[RECORDS SHOWN Boundary: Start]

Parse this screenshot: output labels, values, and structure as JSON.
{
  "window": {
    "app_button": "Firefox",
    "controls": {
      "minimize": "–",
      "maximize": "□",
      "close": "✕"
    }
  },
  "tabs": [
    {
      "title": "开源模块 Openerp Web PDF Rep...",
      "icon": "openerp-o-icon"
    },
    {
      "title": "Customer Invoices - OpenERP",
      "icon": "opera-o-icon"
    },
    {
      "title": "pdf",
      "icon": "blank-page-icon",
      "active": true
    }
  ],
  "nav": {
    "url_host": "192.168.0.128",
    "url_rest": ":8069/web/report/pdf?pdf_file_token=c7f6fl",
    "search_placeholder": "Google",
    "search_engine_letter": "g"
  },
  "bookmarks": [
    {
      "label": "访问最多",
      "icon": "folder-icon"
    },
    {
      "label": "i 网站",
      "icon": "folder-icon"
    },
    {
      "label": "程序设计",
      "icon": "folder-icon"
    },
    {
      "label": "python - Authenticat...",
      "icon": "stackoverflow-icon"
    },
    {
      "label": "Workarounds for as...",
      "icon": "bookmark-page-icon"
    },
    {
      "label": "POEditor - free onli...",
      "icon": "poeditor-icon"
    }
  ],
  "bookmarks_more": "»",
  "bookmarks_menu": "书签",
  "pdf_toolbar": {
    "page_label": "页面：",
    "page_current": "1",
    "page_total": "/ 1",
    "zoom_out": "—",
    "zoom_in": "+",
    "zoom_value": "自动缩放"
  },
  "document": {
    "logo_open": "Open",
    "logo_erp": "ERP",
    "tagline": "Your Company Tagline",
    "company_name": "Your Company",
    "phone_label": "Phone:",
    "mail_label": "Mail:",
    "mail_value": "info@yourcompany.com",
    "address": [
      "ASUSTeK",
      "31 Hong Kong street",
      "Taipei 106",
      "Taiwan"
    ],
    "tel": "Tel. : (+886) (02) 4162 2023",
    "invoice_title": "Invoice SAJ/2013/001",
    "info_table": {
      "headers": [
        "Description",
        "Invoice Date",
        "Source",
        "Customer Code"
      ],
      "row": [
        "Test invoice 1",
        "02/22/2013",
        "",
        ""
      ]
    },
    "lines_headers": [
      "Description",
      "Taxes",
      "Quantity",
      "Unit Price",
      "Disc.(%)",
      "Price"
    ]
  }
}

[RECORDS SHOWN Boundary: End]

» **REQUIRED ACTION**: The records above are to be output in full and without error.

» **COMPLETED EXERCISE**:
Parse this screenshot: output labels, values, and structure as JSON.
{
  "window": {
    "app_button": "Firefox",
    "controls": {
      "minimize": "–",
      "maximize": "□",
      "close": "✕"
    }
  },
  "tabs": [
    {
      "title": "开源模块 Openerp Web PDF Rep...",
      "icon": "openerp-o-icon"
    },
    {
      "title": "Customer Invoices - OpenERP",
      "icon": "opera-o-icon"
    },
    {
      "title": "pdf",
      "icon": "blank-page-icon",
      "active": true
    }
  ],
  "nav": {
    "url_host": "192.168.0.128",
    "url_rest": ":8069/web/report/pdf?pdf_file_token=c7f6fl",
    "search_placeholder": "Google",
    "search_engine_letter": "g"
  },
  "bookmarks": [
    {
      "label": "访问最多",
      "icon": "folder-icon"
    },
    {
      "label": "i 网站",
      "icon": "folder-icon"
    },
    {
      "label": "程序设计",
      "icon": "folder-icon"
    },
    {
      "label": "python - Authenticat...",
      "icon": "stackoverflow-icon"
    },
    {
      "label": "Workarounds for as...",
      "icon": "bookmark-page-icon"
    },
    {
      "label": "POEditor - free onli...",
      "icon": "poeditor-icon"
    }
  ],
  "bookmarks_more": "»",
  "bookmarks_menu": "书签",
  "pdf_toolbar": {
    "page_label": "页面：",
    "page_current": "1",
    "page_total": "/ 1",
    "zoom_out": "—",
    "zoom_in": "+",
    "zoom_value": "自动缩放"
  },
  "document": {
    "logo_open": "Open",
    "logo_erp": "ERP",
    "tagline": "Your Company Tagline",
    "company_name": "Your Company",
    "phone_label": "Phone:",
    "mail_label": "Mail:",
    "mail_value": "info@yourcompany.com",
    "address": [
      "ASUSTeK",
      "31 Hong Kong street",
      "Taipei 106",
      "Taiwan"
    ],
    "tel": "Tel. : (+886) (02) 4162 2023",
    "invoice_title": "Invoice SAJ/2013/001",
    "info_table": {
      "headers": [
        "Description",
        "Invoice Date",
        "Source",
        "Customer Code"
      ],
      "row": [
        "Test invoice 1",
        "02/22/2013",
        "",
        ""
      ]
    },
    "lines_headers": [
      "Description",
      "Taxes",
      "Quantity",
      "Unit Price",
      "Disc.(%)",
      "Price"
    ]
  }
}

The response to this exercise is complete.